Romero, Natasha Elizabeth (2009-05). Evaluation of traits associated with bucking bull performance and behavior. Master's Thesis. Thesis uri icon
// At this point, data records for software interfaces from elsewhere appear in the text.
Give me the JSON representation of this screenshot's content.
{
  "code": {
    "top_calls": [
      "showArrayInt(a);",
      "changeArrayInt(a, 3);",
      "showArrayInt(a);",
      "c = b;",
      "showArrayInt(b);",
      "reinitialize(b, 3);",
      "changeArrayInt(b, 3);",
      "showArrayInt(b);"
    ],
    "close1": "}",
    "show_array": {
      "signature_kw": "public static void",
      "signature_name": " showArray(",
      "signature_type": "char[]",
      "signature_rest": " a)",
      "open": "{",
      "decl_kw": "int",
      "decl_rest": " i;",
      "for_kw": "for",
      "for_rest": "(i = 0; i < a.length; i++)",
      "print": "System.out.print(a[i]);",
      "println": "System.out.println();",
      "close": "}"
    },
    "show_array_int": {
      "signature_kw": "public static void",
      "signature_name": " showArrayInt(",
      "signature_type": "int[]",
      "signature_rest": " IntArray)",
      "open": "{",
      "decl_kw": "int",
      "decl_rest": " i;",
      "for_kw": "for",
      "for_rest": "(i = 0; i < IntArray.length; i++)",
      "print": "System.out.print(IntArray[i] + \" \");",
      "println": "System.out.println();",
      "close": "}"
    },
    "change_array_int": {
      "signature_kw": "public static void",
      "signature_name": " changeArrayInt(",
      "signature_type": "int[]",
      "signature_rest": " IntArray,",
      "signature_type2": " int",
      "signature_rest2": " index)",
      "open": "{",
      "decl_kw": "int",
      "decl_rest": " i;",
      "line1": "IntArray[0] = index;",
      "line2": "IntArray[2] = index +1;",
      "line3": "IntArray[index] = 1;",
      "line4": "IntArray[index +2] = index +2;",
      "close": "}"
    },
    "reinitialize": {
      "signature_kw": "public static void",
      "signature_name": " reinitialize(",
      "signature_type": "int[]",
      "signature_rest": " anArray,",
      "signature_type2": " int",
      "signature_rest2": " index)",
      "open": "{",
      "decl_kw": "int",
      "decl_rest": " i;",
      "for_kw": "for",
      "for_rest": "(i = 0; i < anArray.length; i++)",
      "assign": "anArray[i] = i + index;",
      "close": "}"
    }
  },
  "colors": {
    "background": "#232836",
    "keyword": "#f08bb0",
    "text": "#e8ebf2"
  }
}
  • Video and industry data were used to assess the inter-relationships of aggression, delivery, coat color, year of birth, number of outs, buckoff percent and score in rodeo bulls. An evaluation of laterality based on observations of how the individual animals were loaded into chutes at 11 bull riding events showed 63% left-handed delivery and 37% right-handed delivery across all observations (n = 525). There was a similar distribution for aggressiveness (based on whether or not the bull charged after the rider dismounted) with 64% of bulls being non-aggressive and 36% of bulls being aggressive. Significant linear relationships existed between score and number of outs and score and buckoff percentage indicating that experience impacted performance. The correlation between number of outs and buckoff percentage was low to moderate (0.06 to 0.30), depending upon the subset of data evaluated. The r-square value for the analysis of score among all bulls was 0.14; however, the r-square value in the subset of bulls with known sires with more than one son was 0.68 when sire was included in the model. Similar increases in r-square values were observed for 2006 average score, career average score, buckoff percentage, and career buckoff percentage, indicating important genetic influences on these traits and/or their component traits. Investigations into the relationship between performance and aggression may help bucking stock producers improve the selection criteria they use. The current trend within the industry is for several breeders to breed 'hot' or flighty, nervous cattle to achieve higher performing offspring. Given that there was no association between aggression and score based on chi-square test, aggression may be removed from the criteria for using certain animals for breeding purposes. Based on results from this work, if bucking stock breeders want to make genetic changes in these traits, documentation of pedigree information is vital.

publication date

  • December 2008